Every year the multiplexes are filled to capacity with big budget blockbusters, dramatizations of gripping true-life stories, kiddie fare and bio-pics, but everyonce in a while an odd little film comes along that defies genre to just makes you smile.
For 2016 so far, that film is Sing Street.
Sing Street is both a musical, coming-of-age tale and a memoir of the 1985 UK new wave music scene. If, for some reason, you don't have fond memories of Duran Duran, the Clash, Squeeze, the Cure, Spandau Ballet, and Joe Jackson, then this tale of lower class teens both embracing and emulating the sounds of early alternative pop music is an excellent way to make them.
The story starts with gawky teen Cosmo (Ferida Walsh-Peedo) feeling out of place at his new Dublin catholic school because his family doesn't have enough money to buy the required black dress shoes. After inadvertently clashing with oppressive headmaster Brother Baxter (Don Wycherley), the boy's attention quickly turns to the enigmatic pop princess and self-proclaimed model Raphina (Lucy Boynton) smoking cigarettes across the street. To win her attention, Cosmo decides to form a rock band with his classmates and invites Penny to be the star attraction in their videos for songs he has yet to actually compose. The rest of the movie charts the rise and fall of their band Sing Street as it mutates through various stylistic incarnations to play a big show at the school dance.
Children performing in films can rapidly become trite and annoying, but that never happens here. Despite their minor ages, the principles are able to elicit pathos and genuine emotions for their characters without every seeming hackneyed. Whether they are timidly avoiding the school bully, courageously vying for individuality against the conformity of their school setting, composing tunes to woo the pretty girl or directly comforting the working class reality of their dysfunctional families imposed by 1985 Dublin, it all comes across as genuine and even heartwarming. The whole thing seems like a teen version of 1991's The Commitments, but with lower stakes, yet the same amount of heart.
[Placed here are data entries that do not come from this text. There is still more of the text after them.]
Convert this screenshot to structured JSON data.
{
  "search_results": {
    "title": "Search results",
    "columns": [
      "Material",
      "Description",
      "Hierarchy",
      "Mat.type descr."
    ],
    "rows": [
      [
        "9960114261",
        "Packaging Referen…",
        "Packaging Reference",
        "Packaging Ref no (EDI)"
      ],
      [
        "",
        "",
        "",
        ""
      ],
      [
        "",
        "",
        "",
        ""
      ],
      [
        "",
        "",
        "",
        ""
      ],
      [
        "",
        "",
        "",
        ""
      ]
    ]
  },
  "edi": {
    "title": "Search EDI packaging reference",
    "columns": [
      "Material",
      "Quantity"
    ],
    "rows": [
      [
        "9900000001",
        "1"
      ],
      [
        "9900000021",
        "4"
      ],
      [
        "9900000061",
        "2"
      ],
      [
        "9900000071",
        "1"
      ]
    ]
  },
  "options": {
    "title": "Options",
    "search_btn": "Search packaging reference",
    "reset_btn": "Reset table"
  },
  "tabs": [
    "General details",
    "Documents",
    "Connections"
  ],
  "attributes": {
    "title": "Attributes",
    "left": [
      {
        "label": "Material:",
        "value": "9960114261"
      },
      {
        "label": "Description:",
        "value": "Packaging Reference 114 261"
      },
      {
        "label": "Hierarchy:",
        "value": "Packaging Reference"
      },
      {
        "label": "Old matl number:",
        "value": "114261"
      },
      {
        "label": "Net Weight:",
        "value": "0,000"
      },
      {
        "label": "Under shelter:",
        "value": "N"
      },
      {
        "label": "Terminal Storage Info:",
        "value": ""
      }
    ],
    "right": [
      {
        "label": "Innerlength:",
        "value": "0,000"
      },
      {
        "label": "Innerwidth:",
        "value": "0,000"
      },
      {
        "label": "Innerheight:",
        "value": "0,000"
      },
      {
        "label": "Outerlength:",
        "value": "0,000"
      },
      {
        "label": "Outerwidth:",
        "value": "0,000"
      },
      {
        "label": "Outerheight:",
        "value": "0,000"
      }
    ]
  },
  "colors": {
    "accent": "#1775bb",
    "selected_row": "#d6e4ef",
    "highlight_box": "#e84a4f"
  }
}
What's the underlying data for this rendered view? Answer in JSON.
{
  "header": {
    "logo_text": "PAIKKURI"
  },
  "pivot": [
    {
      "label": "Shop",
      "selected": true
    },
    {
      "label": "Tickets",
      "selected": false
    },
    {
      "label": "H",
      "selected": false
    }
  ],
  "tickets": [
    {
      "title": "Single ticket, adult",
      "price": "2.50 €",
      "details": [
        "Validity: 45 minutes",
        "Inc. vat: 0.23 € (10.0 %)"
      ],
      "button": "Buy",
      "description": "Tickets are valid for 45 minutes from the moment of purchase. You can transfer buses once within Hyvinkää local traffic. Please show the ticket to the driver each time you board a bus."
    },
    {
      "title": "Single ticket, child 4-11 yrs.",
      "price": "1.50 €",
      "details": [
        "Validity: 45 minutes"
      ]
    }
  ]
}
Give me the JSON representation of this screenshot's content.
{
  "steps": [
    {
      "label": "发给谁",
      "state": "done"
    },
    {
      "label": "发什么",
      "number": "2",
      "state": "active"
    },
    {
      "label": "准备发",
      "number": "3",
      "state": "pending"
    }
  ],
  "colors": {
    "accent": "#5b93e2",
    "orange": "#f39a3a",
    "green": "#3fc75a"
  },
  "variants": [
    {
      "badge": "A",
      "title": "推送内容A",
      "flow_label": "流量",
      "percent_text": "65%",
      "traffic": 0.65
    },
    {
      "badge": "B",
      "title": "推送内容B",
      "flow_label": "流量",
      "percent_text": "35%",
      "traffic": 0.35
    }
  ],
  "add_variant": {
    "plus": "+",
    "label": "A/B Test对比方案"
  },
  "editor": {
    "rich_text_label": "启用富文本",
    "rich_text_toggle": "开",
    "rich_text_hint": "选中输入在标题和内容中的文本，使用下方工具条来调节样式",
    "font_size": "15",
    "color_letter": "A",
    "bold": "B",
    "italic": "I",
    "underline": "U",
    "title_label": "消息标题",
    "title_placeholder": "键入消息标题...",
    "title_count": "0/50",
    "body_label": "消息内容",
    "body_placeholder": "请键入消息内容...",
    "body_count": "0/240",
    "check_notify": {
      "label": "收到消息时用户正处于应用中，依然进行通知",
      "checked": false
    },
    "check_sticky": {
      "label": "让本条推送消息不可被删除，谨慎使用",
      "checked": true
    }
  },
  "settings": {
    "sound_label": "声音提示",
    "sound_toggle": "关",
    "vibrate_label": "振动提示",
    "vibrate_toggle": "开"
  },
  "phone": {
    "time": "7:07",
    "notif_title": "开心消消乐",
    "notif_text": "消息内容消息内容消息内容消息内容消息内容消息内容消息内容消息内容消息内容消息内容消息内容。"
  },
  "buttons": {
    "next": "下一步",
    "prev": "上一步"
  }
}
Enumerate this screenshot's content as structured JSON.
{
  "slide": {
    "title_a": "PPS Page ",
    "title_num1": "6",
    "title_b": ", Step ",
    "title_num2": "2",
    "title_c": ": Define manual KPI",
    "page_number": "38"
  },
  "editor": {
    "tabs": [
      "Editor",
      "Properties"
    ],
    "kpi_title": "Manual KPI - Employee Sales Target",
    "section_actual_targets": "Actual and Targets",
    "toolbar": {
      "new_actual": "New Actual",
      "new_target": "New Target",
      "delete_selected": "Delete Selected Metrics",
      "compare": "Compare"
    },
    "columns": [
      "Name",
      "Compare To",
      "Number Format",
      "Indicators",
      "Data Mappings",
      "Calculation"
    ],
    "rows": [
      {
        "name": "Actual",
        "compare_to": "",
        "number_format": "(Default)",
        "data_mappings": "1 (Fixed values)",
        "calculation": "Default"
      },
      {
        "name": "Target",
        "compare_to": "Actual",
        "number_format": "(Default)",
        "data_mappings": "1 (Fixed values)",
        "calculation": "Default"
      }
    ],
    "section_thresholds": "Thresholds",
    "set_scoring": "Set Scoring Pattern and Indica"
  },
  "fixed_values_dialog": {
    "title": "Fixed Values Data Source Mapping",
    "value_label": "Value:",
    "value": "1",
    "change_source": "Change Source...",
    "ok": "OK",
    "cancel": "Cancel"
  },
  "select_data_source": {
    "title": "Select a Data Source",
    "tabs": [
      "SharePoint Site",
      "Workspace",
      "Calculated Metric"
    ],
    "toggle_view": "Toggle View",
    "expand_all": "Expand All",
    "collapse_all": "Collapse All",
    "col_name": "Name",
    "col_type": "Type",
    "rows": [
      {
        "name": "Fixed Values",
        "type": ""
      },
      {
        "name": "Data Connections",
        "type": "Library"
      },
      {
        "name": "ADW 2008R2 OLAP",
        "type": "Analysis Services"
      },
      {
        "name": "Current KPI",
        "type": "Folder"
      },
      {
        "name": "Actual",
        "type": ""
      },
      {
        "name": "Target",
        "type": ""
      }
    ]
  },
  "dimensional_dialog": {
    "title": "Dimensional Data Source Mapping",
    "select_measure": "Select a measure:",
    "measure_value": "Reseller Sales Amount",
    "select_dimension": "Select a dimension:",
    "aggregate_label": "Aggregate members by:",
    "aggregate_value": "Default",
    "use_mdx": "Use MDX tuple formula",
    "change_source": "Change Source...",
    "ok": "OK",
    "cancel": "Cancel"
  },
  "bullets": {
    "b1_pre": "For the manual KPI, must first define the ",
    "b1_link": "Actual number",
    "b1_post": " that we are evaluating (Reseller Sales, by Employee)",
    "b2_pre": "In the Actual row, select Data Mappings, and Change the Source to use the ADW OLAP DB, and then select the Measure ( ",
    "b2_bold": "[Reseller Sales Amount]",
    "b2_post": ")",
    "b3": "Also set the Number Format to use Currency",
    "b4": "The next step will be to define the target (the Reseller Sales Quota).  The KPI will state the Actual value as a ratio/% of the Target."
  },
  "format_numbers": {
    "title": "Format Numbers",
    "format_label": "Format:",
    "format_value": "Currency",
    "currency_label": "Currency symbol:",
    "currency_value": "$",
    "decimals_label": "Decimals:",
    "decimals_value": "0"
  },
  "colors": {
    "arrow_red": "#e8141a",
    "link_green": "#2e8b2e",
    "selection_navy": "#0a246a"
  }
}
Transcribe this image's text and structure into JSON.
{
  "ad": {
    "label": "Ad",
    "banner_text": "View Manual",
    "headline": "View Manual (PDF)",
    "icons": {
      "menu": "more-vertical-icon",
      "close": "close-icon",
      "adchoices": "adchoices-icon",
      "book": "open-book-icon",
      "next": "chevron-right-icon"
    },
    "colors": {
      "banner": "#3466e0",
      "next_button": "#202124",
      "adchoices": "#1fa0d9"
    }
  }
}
The real star of Sing Street, however, is the music. While the film starts in the middle of the decade and progresses quickly through a year of sonic diversity, the soundtrack provides snippets of some of the best sounds of that era. The original songs performed by the teens could easily have waned into School of Rock territory, where the subject is vapid teen angst and classroom complaining, but these are performed with such conviction and panache, that never occurs. Even if the changing retro clothes and hairstyles may seem a little forced in the cramped story's timeline, the participants embrace them so eagerly as they search for identity, it always seems believable. A notable omission is the music of U2, especially odd given that Bono and the Edge were involved in the production, but perhaps the inclusion of Dublin's favorite sons on screen or via songs would have overshadowed the development of the fictional band's rise to grade-school glory.
Perhaps the best part of Sing Street is how the finale is handled. Both the romantic subplot and the ascendance of the band converge to a crescendo at the big school dance, and the story could have easily ended there with a classic 80s freeze frame of triumph ala Purple Rain, but the story instead goes on to offer a sweet open resolution for the characters.
If you want to hear some classic UK 80s music and distract yourself with a sweet story about love and the love of music, take yourself down to Sing Street and take a musical journey which will leave you with a goofy smile on your face.
Directed by John Carney
Starring Ferida Walsh-Peelo, Lucy Boynton, and Don Wycherley
149 minutes, Rated PG for strong language and some bullying, drug material and teen smoking.
Jonathan Rich is a freelance journalist, high school educator, and self-professed comic book nerd working in the Blue Ridge Mountains of western North Carolina. He writes about entertainment and pop culture for various print and web publications, including bleedingcool.com.